Spontaneously arising (de novo) mutations have an important role in medical genetics. For diseases with extensive locus heterogeneity, such as autism spectrum disorders (ASDs), the signal from de novo mutations is distributed across many genes, making it difficult to distinguish disease-relevant mutations from background variation. Here we provide a statistical framework for the analysis of excesses in de novo mutation per gene and gene set by calibrating a model of de novo mutation. We applied this framework to de novo mutations collected from 1,078 ASD family trios, and, whereas we affirmed a significant role for loss-of-function mutations, we found no excess of de novo loss-of-function mutations in cases with IQ above 100, suggesting that the role of de novo mutations in ASDs might reside in fundamental neurodevelopmental processes. We also used our model to identify ∼1,000 genes that are significantly lacking in functional coding variation in non-ASD samples and are enriched for de novo loss-of-function mutations identified in ASD cases.

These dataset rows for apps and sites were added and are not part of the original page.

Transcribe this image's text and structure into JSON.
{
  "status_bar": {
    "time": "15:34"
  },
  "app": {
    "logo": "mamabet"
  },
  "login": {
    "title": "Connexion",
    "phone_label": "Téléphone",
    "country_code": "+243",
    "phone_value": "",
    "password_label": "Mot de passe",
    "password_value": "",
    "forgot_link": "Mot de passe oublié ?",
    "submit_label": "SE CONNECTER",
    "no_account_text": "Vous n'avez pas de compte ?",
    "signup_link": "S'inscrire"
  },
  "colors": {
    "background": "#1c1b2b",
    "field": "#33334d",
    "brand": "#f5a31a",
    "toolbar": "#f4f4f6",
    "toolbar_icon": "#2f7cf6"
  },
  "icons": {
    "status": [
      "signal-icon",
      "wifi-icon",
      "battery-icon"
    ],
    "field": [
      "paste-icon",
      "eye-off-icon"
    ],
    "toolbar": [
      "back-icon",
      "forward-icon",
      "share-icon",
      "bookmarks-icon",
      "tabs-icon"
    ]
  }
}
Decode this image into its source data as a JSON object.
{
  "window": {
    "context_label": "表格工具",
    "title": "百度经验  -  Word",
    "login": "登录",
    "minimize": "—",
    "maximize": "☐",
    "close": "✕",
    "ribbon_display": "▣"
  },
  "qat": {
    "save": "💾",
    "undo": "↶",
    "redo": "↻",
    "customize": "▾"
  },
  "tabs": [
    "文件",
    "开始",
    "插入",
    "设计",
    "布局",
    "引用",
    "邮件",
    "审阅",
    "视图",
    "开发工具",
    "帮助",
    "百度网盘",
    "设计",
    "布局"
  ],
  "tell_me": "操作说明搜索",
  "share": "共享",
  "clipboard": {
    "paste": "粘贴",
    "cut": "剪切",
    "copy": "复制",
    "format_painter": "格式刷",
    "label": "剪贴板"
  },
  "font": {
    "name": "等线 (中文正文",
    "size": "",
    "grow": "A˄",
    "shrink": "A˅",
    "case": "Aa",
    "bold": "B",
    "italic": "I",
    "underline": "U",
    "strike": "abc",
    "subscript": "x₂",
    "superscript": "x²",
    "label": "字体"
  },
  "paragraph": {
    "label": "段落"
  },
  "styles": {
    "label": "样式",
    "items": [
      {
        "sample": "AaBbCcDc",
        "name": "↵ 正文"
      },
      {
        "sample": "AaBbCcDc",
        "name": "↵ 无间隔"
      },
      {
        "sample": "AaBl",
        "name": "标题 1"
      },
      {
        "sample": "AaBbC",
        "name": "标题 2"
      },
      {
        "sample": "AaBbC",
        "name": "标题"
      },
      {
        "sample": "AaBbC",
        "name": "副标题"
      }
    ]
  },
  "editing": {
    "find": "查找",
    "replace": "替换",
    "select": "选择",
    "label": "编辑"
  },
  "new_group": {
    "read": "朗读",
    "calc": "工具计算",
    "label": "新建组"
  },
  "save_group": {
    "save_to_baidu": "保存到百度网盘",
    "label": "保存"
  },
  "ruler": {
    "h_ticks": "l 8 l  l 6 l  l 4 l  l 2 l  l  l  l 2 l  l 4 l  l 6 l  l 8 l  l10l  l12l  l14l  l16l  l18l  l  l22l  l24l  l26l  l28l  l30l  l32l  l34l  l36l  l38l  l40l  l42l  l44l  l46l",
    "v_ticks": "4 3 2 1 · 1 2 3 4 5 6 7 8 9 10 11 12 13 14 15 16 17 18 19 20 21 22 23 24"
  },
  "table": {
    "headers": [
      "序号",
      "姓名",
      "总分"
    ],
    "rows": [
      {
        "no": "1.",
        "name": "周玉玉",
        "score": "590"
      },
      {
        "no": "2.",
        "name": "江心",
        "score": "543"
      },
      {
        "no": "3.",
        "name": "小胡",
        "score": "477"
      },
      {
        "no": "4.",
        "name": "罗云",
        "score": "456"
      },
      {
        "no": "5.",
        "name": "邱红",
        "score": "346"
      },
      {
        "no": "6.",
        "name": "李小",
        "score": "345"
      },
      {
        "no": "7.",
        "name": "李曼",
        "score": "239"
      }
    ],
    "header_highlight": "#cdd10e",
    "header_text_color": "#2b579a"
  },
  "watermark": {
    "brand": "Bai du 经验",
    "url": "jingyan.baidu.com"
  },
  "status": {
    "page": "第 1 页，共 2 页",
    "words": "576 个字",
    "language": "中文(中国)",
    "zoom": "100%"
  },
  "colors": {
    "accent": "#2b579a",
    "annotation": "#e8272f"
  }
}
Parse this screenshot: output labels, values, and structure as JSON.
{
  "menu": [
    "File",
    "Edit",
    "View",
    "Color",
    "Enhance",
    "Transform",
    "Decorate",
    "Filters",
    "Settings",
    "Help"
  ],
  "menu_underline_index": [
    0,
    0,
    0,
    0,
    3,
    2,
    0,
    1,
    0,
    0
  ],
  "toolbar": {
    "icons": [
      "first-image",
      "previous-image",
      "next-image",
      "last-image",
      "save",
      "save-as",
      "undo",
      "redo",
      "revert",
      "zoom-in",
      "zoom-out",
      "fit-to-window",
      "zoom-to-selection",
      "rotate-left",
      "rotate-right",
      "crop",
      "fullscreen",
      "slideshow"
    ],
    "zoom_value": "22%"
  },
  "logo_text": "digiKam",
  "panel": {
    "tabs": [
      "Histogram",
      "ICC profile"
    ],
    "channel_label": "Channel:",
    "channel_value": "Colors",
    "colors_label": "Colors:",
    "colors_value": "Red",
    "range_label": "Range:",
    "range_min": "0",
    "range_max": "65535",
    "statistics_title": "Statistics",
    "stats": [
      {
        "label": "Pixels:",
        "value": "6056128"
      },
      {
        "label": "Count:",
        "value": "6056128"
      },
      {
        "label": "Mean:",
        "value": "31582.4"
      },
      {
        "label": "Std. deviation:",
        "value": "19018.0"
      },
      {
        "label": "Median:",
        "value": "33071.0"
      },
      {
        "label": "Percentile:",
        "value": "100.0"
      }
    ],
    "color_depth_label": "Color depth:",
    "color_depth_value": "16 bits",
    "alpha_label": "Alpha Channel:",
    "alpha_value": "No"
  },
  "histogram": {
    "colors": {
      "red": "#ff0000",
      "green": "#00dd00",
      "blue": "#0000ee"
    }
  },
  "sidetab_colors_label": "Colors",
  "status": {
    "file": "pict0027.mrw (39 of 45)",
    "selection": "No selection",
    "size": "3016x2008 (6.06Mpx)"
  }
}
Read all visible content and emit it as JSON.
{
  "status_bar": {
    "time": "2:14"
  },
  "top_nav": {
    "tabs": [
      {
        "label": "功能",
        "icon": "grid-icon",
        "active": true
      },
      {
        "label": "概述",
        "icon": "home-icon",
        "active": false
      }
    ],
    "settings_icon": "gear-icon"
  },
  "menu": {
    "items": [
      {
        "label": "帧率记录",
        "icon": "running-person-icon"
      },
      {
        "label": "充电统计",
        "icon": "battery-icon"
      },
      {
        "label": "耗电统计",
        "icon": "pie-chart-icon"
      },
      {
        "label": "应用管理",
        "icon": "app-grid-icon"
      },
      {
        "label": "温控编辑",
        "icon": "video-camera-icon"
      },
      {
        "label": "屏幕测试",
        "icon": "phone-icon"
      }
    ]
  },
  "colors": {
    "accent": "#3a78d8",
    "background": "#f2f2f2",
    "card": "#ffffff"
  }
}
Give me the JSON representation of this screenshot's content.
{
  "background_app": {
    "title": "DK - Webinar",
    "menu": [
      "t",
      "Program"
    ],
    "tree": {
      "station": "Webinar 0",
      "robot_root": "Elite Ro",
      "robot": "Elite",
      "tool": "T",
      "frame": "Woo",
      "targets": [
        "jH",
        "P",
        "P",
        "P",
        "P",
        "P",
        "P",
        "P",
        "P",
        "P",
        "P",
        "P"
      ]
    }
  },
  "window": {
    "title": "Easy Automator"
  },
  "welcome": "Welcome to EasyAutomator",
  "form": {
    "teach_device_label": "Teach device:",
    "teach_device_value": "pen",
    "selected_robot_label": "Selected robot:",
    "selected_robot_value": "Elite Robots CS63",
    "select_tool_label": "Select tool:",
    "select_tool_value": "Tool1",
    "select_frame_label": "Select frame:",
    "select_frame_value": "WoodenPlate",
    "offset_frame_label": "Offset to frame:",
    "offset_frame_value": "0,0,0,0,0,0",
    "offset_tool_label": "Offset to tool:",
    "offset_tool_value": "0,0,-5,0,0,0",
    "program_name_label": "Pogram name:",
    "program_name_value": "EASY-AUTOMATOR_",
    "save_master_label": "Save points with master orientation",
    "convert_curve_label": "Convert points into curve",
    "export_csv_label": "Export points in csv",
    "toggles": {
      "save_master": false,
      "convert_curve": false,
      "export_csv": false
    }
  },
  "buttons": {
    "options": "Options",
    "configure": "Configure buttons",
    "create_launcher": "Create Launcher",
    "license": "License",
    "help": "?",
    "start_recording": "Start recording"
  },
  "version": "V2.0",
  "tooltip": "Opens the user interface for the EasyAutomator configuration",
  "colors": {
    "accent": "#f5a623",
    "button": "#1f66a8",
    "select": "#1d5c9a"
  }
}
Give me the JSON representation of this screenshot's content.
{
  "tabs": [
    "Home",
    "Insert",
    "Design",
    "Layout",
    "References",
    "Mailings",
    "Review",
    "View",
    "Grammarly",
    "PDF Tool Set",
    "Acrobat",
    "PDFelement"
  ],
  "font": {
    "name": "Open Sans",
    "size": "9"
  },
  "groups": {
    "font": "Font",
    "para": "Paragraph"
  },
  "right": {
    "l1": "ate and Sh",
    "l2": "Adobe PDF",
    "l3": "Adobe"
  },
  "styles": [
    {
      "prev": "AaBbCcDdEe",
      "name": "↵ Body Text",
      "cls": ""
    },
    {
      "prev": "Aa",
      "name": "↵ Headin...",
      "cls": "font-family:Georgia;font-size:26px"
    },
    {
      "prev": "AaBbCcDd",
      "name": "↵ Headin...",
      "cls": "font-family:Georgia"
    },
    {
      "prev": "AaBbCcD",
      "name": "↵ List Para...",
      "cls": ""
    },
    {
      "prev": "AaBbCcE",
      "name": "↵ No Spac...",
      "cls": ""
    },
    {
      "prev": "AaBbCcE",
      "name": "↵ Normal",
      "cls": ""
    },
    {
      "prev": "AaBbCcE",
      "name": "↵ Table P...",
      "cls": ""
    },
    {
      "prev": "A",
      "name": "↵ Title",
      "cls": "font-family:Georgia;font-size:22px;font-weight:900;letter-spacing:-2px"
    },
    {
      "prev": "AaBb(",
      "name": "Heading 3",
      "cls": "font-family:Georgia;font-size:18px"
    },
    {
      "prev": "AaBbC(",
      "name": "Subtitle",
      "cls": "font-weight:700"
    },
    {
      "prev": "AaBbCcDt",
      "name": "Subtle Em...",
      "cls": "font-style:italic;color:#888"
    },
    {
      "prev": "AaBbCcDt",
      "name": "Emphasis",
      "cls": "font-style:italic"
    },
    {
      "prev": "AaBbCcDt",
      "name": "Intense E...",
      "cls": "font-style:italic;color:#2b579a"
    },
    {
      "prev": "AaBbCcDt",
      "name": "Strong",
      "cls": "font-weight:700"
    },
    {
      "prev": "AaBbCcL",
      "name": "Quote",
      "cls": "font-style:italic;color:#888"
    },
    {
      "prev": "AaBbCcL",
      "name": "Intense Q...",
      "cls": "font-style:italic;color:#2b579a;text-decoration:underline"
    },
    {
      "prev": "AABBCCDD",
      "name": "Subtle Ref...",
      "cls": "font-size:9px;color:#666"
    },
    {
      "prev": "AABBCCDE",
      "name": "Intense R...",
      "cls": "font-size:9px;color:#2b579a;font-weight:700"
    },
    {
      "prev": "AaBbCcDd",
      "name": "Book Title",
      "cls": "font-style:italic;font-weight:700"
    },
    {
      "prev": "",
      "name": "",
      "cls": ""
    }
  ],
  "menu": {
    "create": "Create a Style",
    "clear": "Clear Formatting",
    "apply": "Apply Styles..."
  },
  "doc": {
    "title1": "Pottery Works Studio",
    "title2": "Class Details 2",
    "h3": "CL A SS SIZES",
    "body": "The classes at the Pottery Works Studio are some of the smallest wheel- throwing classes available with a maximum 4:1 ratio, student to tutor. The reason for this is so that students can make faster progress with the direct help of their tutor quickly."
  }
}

All data from published studies are available in the respective publications. All newly generated data and computational tools used in this paper will be available online as downloadable material. We have also constructed a website to query genes that provides information on constraint and the de novo mutations found in the specified gene across published studies of de novo mutation. We would like to thank E. Daly and M. Chess for their contributions to data analysis and the construction of the website, respectively. We acknowledge the following resources and families who contributed to them: the National Institute of Mental Health (NIMH) repository (U24MH068457); the Autism Genetic Resource Exchange (AGRE) Consortium, a program of Autism Speaks (1U24MH081810 to C.M. Lajonchere); The Autism Simplex Collection (TASC) (grant from Autism Speaks); the Simons Foundation Autism Research Initiative (SFARI) Simplex Collection (grant from the Simons Foundation); and The Autism Consortium (grant from the Autism Consortium). This work was directly supported by US National Institutes of Health (NIH) grants R01MH089208 (M.J.D.), R01MH089025 (J.D.B.), R01MH089004 (G.D.S.), R01MH089175 (R.A.G.) and R01MH089482 (J.S.S.) and was supported in part by US NIH grants P50HD055751 (E.H.C.), R01MH057881 (B.D.) and R01MH061009 (J.S.S.). We acknowledge partial support from grants U54HG003273 (R.A.G.) and U54HG003067 (E. Lander). We thank T. Lehner (NIMH), A. Felsenfeld (National Human Genome Research Institute) and P. Bender (NIMH) for their support and contribution to the project. E.B., J.D.B., B.D., M.J.D., R.A.G., K. Roeder, A.S., G.D.S. and J.S.S. are lead investigators in the ARRA Autism Sequencing Collaboration (AASC). We would also like to thank the NHLBI GO Exome Sequencing Project (ESP) and its ongoing studies that produced and provided exome variant calls on the web: the Lung GO Sequencing Project (HL-102923), the Women's Health Initiative (WHI) Sequencing Project (HL-102924), the Broad GO Sequencing Project (HL-102925), the Seattle GO Sequencing Project (HL-102926) and the Heart GO Sequencing Project (HL-103010).
Integrated supplementary information
The per-gene probabilities of mutation are listed for each gene (transcript specified) by mutation type. Probabilities of mutation are given per chromosome and have been transformed by log10. “NA” is listed when there is no probability of mutation due usually to low coverage.
The gene-specific information listed includes transcript and identifier, chromosome, transcription start position, number of coding bases, probabilities of a synonymous and missense mutation (given per chromosome), the number of observed and expected synonymous and missense variants, the signed Z scores for the deviation for both synonymous and missense variants, and the ratio of missing missense variation (“ratio_missing”).